• **BRIEF**
Copy the data word for word, keeping every line.

• **SUPPLIED DATA**
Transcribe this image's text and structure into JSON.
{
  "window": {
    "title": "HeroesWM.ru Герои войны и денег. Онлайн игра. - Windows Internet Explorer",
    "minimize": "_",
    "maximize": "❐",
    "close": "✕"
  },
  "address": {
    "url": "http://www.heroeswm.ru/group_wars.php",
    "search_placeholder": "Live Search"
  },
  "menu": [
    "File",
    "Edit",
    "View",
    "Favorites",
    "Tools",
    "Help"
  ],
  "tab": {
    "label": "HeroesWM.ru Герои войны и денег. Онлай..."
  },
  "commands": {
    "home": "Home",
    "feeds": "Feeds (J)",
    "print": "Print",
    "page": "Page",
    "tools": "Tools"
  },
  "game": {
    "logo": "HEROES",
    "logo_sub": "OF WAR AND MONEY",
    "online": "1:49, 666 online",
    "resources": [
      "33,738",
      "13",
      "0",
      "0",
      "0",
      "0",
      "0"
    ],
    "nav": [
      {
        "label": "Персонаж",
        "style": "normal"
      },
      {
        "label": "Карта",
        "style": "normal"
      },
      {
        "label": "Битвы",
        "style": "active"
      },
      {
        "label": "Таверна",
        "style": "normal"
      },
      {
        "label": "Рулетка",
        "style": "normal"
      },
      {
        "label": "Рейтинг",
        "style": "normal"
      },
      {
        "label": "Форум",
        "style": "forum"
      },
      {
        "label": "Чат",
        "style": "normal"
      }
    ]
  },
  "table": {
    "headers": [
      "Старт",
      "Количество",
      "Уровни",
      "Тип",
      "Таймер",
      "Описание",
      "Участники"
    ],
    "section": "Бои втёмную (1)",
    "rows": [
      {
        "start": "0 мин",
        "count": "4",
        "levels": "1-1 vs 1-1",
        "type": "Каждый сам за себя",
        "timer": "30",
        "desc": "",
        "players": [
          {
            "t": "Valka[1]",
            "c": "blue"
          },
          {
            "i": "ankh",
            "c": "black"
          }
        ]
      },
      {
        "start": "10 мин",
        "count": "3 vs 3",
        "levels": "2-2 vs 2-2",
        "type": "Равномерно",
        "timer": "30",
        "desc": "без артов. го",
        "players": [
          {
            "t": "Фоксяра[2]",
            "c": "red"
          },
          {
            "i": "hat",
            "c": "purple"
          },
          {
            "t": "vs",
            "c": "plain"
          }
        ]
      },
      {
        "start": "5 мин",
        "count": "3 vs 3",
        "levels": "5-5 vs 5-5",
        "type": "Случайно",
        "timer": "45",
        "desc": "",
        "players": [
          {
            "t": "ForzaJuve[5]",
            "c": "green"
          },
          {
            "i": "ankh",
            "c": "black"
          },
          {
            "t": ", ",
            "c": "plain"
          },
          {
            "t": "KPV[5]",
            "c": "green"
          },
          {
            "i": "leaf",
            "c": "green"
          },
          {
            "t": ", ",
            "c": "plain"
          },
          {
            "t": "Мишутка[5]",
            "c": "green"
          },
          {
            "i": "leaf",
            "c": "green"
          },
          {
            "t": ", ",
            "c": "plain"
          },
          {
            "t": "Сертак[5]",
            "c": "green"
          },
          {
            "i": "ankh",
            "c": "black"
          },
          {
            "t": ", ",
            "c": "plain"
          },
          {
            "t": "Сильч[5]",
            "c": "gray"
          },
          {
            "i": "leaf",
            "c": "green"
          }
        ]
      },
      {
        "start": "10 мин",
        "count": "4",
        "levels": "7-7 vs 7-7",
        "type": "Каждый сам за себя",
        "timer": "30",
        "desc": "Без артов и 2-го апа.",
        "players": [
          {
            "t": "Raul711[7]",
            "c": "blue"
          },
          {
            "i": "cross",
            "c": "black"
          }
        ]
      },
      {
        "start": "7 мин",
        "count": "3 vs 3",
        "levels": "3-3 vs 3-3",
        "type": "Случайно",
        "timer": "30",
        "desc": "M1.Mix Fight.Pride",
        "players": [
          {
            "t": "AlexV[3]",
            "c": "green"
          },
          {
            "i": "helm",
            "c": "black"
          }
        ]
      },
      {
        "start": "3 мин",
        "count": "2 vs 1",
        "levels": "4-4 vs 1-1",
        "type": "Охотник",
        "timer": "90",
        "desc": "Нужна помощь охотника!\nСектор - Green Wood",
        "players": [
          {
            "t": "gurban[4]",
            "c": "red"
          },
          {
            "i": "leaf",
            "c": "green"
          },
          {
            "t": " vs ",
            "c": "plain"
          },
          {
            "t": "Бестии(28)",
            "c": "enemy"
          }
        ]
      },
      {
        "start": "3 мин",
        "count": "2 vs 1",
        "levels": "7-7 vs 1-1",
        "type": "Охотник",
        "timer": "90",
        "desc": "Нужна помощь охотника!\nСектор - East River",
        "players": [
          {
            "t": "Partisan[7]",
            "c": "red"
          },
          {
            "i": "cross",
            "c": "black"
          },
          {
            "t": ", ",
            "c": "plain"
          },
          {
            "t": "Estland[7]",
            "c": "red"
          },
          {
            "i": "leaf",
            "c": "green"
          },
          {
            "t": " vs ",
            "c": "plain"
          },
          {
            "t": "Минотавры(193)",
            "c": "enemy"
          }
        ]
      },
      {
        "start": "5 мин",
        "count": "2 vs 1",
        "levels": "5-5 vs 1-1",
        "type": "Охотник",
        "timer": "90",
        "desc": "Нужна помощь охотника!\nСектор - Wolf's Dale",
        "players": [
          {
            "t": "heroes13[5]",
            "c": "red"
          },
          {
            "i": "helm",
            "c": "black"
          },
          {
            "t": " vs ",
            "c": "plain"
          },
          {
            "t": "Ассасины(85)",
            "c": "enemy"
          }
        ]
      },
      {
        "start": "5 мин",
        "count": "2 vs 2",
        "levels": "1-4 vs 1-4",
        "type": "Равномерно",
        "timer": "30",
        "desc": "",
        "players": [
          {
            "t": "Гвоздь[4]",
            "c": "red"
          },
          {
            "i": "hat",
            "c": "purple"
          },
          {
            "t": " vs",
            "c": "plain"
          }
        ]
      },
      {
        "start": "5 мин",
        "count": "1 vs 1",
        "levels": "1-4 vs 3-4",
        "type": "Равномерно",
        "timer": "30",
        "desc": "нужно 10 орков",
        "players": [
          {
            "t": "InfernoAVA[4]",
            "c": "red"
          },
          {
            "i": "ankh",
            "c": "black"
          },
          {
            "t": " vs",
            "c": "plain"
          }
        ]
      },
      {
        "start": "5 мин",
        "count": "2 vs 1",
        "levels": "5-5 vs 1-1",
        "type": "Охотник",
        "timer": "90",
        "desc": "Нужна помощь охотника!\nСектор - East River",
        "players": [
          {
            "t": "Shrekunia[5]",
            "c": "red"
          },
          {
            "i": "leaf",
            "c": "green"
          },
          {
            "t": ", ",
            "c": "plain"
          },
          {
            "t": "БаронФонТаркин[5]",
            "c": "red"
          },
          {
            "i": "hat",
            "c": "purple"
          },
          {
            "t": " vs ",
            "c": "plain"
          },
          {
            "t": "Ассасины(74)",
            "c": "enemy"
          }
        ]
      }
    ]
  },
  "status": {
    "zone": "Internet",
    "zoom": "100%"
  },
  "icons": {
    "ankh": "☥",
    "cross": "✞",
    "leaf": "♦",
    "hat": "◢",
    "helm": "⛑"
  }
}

• **ANSWER SECTION**
Transcribe this image's text and structure into JSON.
{
  "window": {
    "title": "HeroesWM.ru Герои войны и денег. Онлайн игра. - Windows Internet Explorer",
    "minimize": "_",
    "maximize": "❐",
    "close": "✕"
  },
  "address": {
    "url": "http://www.heroeswm.ru/group_wars.php",
    "search_placeholder": "Live Search"
  },
  "menu": [
    "File",
    "Edit",
    "View",
    "Favorites",
    "Tools",
    "Help"
  ],
  "tab": {
    "label": "HeroesWM.ru Герои войны и денег. Онлай..."
  },
  "commands": {
    "home": "Home",
    "feeds": "Feeds (J)",
    "print": "Print",
    "page": "Page",
    "tools": "Tools"
  },
  "game": {
    "logo": "HEROES",
    "logo_sub": "OF WAR AND MONEY",
    "online": "1:49, 666 online",
    "resources": [
      "33,738",
      "13",
      "0",
      "0",
      "0",
      "0",
      "0"
    ],
    "nav": [
      {
        "label": "Персонаж",
        "style": "normal"
      },
      {
        "label": "Карта",
        "style": "normal"
      },
      {
        "label": "Битвы",
        "style": "active"
      },
      {
        "label": "Таверна",
        "style": "normal"
      },
      {
        "label": "Рулетка",
        "style": "normal"
      },
      {
        "label": "Рейтинг",
        "style": "normal"
      },
      {
        "label": "Форум",
        "style": "forum"
      },
      {
        "label": "Чат",
        "style": "normal"
      }
    ]
  },
  "table": {
    "headers": [
      "Старт",
      "Количество",
      "Уровни",
      "Тип",
      "Таймер",
      "Описание",
      "Участники"
    ],
    "section": "Бои втёмную (1)",
    "rows": [
      {
        "start": "0 мин",
        "count": "4",
        "levels": "1-1 vs 1-1",
        "type": "Каждый сам за себя",
        "timer": "30",
        "desc": "",
        "players": [
          {
            "t": "Valka[1]",
            "c": "blue"
          },
          {
            "i": "ankh",
            "c": "black"
          }
        ]
      },
      {
        "start": "10 мин",
        "count": "3 vs 3",
        "levels": "2-2 vs 2-2",
        "type": "Равномерно",
        "timer": "30",
        "desc": "без артов. го",
        "players": [
          {
            "t": "Фоксяра[2]",
            "c": "red"
          },
          {
            "i": "hat",
            "c": "purple"
          },
          {
            "t": "vs",
            "c": "plain"
          }
        ]
      },
      {
        "start": "5 мин",
        "count": "3 vs 3",
        "levels": "5-5 vs 5-5",
        "type": "Случайно",
        "timer": "45",
        "desc": "",
        "players": [
          {
            "t": "ForzaJuve[5]",
            "c": "green"
          },
          {
            "i": "ankh",
            "c": "black"
          },
          {
            "t": ", ",
            "c": "plain"
          },
          {
            "t": "KPV[5]",
            "c": "green"
          },
          {
            "i": "leaf",
            "c": "green"
          },
          {
            "t": ", ",
            "c": "plain"
          },
          {
            "t": "Мишутка[5]",
            "c": "green"
          },
          {
            "i": "leaf",
            "c": "green"
          },
          {
            "t": ", ",
            "c": "plain"
          },
          {
            "t": "Сертак[5]",
            "c": "green"
          },
          {
            "i": "ankh",
            "c": "black"
          },
          {
            "t": ", ",
            "c": "plain"
          },
          {
            "t": "Сильч[5]",
            "c": "gray"
          },
          {
            "i": "leaf",
            "c": "green"
          }
        ]
      },
      {
        "start": "10 мин",
        "count": "4",
        "levels": "7-7 vs 7-7",
        "type": "Каждый сам за себя",
        "timer": "30",
        "desc": "Без артов и 2-го апа.",
        "players": [
          {
            "t": "Raul711[7]",
            "c": "blue"
          },
          {
            "i": "cross",
            "c": "black"
          }
        ]
      },
      {
        "start": "7 мин",
        "count": "3 vs 3",
        "levels": "3-3 vs 3-3",
        "type": "Случайно",
        "timer": "30",
        "desc": "M1.Mix Fight.Pride",
        "players": [
          {
            "t": "AlexV[3]",
            "c": "green"
          },
          {
            "i": "helm",
            "c": "black"
          }
        ]
      },
      {
        "start": "3 мин",
        "count": "2 vs 1",
        "levels": "4-4 vs 1-1",
        "type": "Охотник",
        "timer": "90",
        "desc": "Нужна помощь охотника!\nСектор - Green Wood",
        "players": [
          {
            "t": "gurban[4]",
            "c": "red"
          },
          {
            "i": "leaf",
            "c": "green"
          },
          {
            "t": " vs ",
            "c": "plain"
          },
          {
            "t": "Бестии(28)",
            "c": "enemy"
          }
        ]
      },
      {
        "start": "3 мин",
        "count": "2 vs 1",
        "levels": "7-7 vs 1-1",
        "type": "Охотник",
        "timer": "90",
        "desc": "Нужна помощь охотника!\nСектор - East River",
        "players": [
          {
            "t": "Partisan[7]",
            "c": "red"
          },
          {
            "i": "cross",
            "c": "black"
          },
          {
            "t": ", ",
            "c": "plain"
          },
          {
            "t": "Estland[7]",
            "c": "red"
          },
          {
            "i": "leaf",
            "c": "green"
          },
          {
            "t": " vs ",
            "c": "plain"
          },
          {
            "t": "Минотавры(193)",
            "c": "enemy"
          }
        ]
      },
      {
        "start": "5 мин",
        "count": "2 vs 1",
        "levels": "5-5 vs 1-1",
        "type": "Охотник",
        "timer": "90",
        "desc": "Нужна помощь охотника!\nСектор - Wolf's Dale",
        "players": [
          {
            "t": "heroes13[5]",
            "c": "red"
          },
          {
            "i": "helm",
            "c": "black"
          },
          {
            "t": " vs ",
            "c": "plain"
          },
          {
            "t": "Ассасины(85)",
            "c": "enemy"
          }
        ]
      },
      {
        "start": "5 мин",
        "count": "2 vs 2",
        "levels": "1-4 vs 1-4",
        "type": "Равномерно",
        "timer": "30",
        "desc": "",
        "players": [
          {
            "t": "Гвоздь[4]",
            "c": "red"
          },
          {
            "i": "hat",
            "c": "purple"
          },
          {
            "t": " vs",
            "c": "plain"
          }
        ]
      },
      {
        "start": "5 мин",
        "count": "1 vs 1",
        "levels": "1-4 vs 3-4",
        "type": "Равномерно",
        "timer": "30",
        "desc": "нужно 10 орков",
        "players": [
          {
            "t": "InfernoAVA[4]",
            "c": "red"
          },
          {
            "i": "ankh",
            "c": "black"
          },
          {
            "t": " vs",
            "c": "plain"
          }
        ]
      },
      {
        "start": "5 мин",
        "count": "2 vs 1",
        "levels": "5-5 vs 1-1",
        "type": "Охотник",
        "timer": "90",
        "desc": "Нужна помощь охотника!\nСектор - East River",
        "players": [
          {
            "t": "Shrekunia[5]",
            "c": "red"
          },
          {
            "i": "leaf",
            "c": "green"
          },
          {
            "t": ", ",
            "c": "plain"
          },
          {
            "t": "БаронФонТаркин[5]",
            "c": "red"
          },
          {
            "i": "hat",
            "c": "purple"
          },
          {
            "t": " vs ",
            "c": "plain"
          },
          {
            "t": "Ассасины(74)",
            "c": "enemy"
          }
        ]
      }
    ]
  },
  "status": {
    "zone": "Internet",
    "zoom": "100%"
  },
  "icons": {
    "ankh": "☥",
    "cross": "✞",
    "leaf": "♦",
    "hat": "◢",
    "helm": "⛑"
  }
}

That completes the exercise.